It seems like everyone in the industrial software field wants to define their work in a unique way. They want potential customers to look at the world through the lens of their product or service offering. So, they create their own terms for the functionality they offer. It’s not just industrial software. It happens with every type of software and technology. Marketing professionals and analysts have made a living creating new terms that represent specific functionality, and they often name their products and services accordingly. It’s not a malevolent practice. It’s all about differentiation. But the unfortunate result is confusion in the user community. How does a potential customer understand what they are purchasing? How do they decipher the difference between three (or more) letter acronyms, and how do they avoid overlap, which leads to added cost and integration complexity?
Standards help, but they are often difficult for the lay person to understand and implement. I recently spoke with Eric Cosman, the new president of ISA, and he has said many times that “standards are not meant to be read by civilians.” That’s part of the reason why MESA has worked over the years to interpret standards like those from ISA. This helps practitioners to implement standards in a meaningful way.
Back in 1992, MESA published its first model to define the manufacturing execution and operations space. That original MESA model has been referenced in many publications, textbooks, and requests for proposals. It became the de-facto standard for the industry, and many companies and organizations have used it as a framework on which to design their manufacturing software implementations and educational programs in a way that aligns with industry standards.
Since then, MESA, has evolved to cover additional offerings that support manufacturing processes, including enterprise resource planning, customer relationship management, product lifecycle management, and supply chain management. The name of the organization was changed to the Manufacturing Enterprise Solutions Association, and the MESA model evolved to encompass this additional scope. The 2008 MESA model encompasses enterprise-level strategic initiatives, business operations, and plant operations and actual production. It shows how enterprise strategic initiatives drive and fund business operations that eventually necessitate manufacturing and production functions in the plant, while also illustrating how events and data from the plant drive positive financial outcomes for the enterprise. MESA’s plant-to-enterprise focus has driven significant expansion of the organization.

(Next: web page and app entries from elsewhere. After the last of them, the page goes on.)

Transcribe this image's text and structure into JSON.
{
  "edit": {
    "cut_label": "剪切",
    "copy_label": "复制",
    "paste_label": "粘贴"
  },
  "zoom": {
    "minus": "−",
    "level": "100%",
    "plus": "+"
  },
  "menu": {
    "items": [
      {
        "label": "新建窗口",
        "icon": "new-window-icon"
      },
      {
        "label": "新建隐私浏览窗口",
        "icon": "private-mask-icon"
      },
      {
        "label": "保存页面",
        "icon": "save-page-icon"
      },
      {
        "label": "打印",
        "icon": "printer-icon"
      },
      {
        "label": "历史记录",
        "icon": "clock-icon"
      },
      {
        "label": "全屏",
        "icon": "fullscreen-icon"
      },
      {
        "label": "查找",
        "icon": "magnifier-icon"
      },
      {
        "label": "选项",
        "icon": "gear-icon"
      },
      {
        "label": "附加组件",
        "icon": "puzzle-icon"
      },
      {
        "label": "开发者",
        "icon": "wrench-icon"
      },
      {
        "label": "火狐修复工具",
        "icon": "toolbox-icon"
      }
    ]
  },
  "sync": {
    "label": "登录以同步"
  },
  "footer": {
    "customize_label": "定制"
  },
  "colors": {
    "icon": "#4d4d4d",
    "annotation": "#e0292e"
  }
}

MESA continues to evolve, and today is at the heart of the industry’s drive toward Smart Manufacturing. Though Smart Manufacturing is driven largely by American industry, it correlates strongly with similar industrial transformation initiatives from other countries, such as “Industry 4.0” (Germany), “Made in China 2025” (obviously China), and others. MESA is now focused directly on definition and education for topics related to Smart Manufacturing. To that end, we are in the process of creating the newest MESA model, and it will be “The Model for Smart Manufacturing.” The new model will cover several intersecting dimensions, including business intelligence, product lifecycle management, value chain management, manufacturing operations, the Industrial Internet of Things, asset management, workforce, and cybersecurity.
You can be a part of the creation and vetting of the new MESA model. Participate by joining MESA as a member or sponsor, and then volunteering for one of MESA’s working groups. This will give you a voice in shaping the industry for the next decade and beyond. It will help a new generation of practitioners to develop advanced manufacturing solutions in a standardized fashion. We probably won’t be able to keep creative individuals and companies from creating new terms and three-letter acronyms, but we can surely guide them in such a way that new software platforms will be able to work together with minimal overlap and integration effort.
Even before the model is finished later this year, MESA will be releasing white papers, articles, blog posts, and other artifacts on the topic of Smart Manufacturing. This content will support and extend the new MESA model, providing a basis for discussion and debate for the industry as a whole. In my opinion, there is no better way to make your voice heard and socialize your creativity in the manufacturing software space.
>>Khris Kammer, [email protected], is knowledge committee chair and independent consultant at MESA International, www.mesa.org. In his role as MESA’s Knowledge Committee Chair, he is responsible for the creation and vetting of all technical and educational materials generated by the organization. Khris has a focus on the application of computer software and related technology to the improvement of manufacturing processes. He now provides direct consulting services for manufacturing companies driving Smart Manufacturing and Digital Transformation initiatives. Khris has been active as a volunteer for MESA since 2003.